Alberto Bonisoli promises more money for Italian Ministry of Culture

Stefano Pirovano  -  June 5, 2018

On June, 2nd the new Minister of Cultural Heritage Alberto Bonisoli promised more funds to protect and valorize the Italian Cultural Heritage. He also implied that the national identity comes before tourism.

Alberto Bonisoli, who was born in the province of Mantua in 1961, first of four children and father of two, is now the new Italian Minister of Culture. He attended high school in Cremona, today he lives in Castelletto Ticino, a small town close to Pavia. His father was a manager in the food industry, his grandfather was a farmer, his mother taught literature and classics in secondary school. According to what he claimed during the electoral campaign as a Five Star Movement candidate Italian people should be confident that Bonisoli will be a worthy successor to Dario Franceschini.

The current dean of Nuova Accademia di Belle Arti in Milan (NABA), former Innovation Managment professor at Bocconi University (where he graduated in 1986) and former director of the Domus Academy (also in MIlan), doesn’t seem to be as negative with regards to what his predecessor has done as his party’s programme had implied. It is true that Bonisoli hasn’t talked about the art market yet and it doesn’t seem he is much aware of the complexities of the Italian Cultural Heritage system – after all Bonisoli has mainly been involved with fashion and design up to now, from an educational perspective. However, during the Five Star Movement political campaign he had actively taken part in thus he is not just a technician the new Minster has often expressed his view on the Ministry he is now head of.

To start with, Bonisoli has never commented on the new measures regarding the export of artworks, against which the Five Star Movement’ programme clearly addressed. Rather, he reiterated the need to insist on preservation and valorization most importantly. According to him, the Ministry hasn’t received enough funds in the past years to tackle these two important issues. ‘We ought to spend more and better‘, he claimed a couple of days ago in Rome. Thus, one of the aims is increasing the MiBACT’s budget (the Ministry of Cultural Heritage and Activities and Tourism).

Additional resources could also mean advancing with the project of digitalization of Italy’s cultural patrimony with the ultimate purpose of preserving, sharing, and promoting the vast history of Italian artistic culture, especially in the schools. ‘Our children must know where they live – said Bonisoli – and what surrounds them’. It seems that Bonisoli is approaching these issues with an educational and social standpoint. He aims at making the Country cultural heritage’s more accessible, with a particular focus on schools, suburbs, but also provinces, where culture could really make a big difference – we can spot here a meeting point with the League’s programme, and the intent to devolve more power to local institutions.
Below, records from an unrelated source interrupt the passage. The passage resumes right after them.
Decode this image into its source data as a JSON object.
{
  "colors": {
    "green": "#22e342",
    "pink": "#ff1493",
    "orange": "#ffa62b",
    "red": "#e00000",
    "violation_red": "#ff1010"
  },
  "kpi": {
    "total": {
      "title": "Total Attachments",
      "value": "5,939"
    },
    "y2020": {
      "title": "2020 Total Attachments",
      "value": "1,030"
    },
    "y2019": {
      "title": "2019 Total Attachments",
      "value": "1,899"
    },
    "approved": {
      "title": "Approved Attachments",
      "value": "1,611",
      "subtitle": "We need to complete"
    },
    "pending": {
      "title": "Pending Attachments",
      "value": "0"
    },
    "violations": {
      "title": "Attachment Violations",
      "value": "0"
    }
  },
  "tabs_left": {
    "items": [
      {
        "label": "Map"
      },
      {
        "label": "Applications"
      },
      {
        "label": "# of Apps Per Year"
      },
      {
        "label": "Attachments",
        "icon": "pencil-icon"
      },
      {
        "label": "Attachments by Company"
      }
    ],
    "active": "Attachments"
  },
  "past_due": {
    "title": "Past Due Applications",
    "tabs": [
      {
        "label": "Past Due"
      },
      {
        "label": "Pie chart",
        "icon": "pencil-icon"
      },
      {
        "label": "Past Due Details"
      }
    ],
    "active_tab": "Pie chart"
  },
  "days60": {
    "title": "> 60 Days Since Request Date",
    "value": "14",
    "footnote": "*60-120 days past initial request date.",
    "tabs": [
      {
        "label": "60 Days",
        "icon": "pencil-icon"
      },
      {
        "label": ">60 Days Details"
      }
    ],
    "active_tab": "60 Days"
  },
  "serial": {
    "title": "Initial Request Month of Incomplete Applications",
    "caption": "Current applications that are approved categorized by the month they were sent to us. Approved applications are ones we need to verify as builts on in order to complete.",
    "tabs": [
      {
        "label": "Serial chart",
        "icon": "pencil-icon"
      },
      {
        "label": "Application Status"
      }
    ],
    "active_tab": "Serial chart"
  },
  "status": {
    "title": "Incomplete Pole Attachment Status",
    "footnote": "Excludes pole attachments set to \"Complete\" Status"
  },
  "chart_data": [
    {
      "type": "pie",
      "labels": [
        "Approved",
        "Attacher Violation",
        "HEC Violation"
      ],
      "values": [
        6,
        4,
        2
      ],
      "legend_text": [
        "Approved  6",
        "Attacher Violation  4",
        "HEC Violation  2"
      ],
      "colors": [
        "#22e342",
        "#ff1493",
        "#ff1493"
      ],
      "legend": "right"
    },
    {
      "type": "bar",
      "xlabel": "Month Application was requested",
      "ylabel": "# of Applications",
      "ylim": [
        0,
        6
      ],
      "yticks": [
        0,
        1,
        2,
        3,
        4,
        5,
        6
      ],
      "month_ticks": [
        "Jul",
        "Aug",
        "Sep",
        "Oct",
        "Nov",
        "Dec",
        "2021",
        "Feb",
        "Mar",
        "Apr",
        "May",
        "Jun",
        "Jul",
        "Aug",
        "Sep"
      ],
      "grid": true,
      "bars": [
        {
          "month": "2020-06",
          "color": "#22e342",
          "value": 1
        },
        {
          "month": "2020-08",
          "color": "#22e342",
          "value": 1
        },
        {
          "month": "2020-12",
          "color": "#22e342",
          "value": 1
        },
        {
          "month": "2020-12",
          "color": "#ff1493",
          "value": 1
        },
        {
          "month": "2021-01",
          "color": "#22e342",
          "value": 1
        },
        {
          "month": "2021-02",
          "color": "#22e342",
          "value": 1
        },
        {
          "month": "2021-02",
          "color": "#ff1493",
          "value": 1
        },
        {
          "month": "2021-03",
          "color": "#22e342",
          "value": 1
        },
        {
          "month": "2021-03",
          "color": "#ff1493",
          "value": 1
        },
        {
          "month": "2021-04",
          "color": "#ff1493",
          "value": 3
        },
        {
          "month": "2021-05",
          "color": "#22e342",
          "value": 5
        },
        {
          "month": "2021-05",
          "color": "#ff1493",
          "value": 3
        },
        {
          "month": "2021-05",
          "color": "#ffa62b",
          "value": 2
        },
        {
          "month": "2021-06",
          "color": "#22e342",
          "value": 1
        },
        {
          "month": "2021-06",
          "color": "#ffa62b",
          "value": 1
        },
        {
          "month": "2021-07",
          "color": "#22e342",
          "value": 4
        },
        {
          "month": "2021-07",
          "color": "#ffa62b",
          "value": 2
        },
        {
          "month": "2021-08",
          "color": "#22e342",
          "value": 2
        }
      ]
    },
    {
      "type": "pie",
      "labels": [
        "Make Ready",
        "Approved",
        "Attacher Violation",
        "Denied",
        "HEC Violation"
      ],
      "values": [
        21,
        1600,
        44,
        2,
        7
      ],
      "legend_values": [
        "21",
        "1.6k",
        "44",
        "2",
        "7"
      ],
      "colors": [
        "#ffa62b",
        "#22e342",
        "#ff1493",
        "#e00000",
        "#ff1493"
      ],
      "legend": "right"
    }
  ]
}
Above all, althought not in the near future, the Five Star Movement has reiterated its idea of separating Cultural Heritage from Tourism, which are under the same Ministry at the moment. This could mean that tourism and culture are regarded as two separate identities, albeit connected. The idea of exploiting cultural heritage as gold mines in order to sell holiday packages appears to be receding, in favor of more sustainable positions. In the vocabulary of the Italian Ministry of Culture there seems to be a return to concepts like ‘identity’ and ‘education’, and this is certainly encouraging. It is a matter of fact that the targets Bonisoli have set are very high – starting from increasing the MiBACT’s budget. Moreover, they will be achieved only if the general scenario improves altogether. No real development can take place if little is devoted to culture, and education of individual citizens. At least on paper, Bonisoli seems to acknowledge this concept too.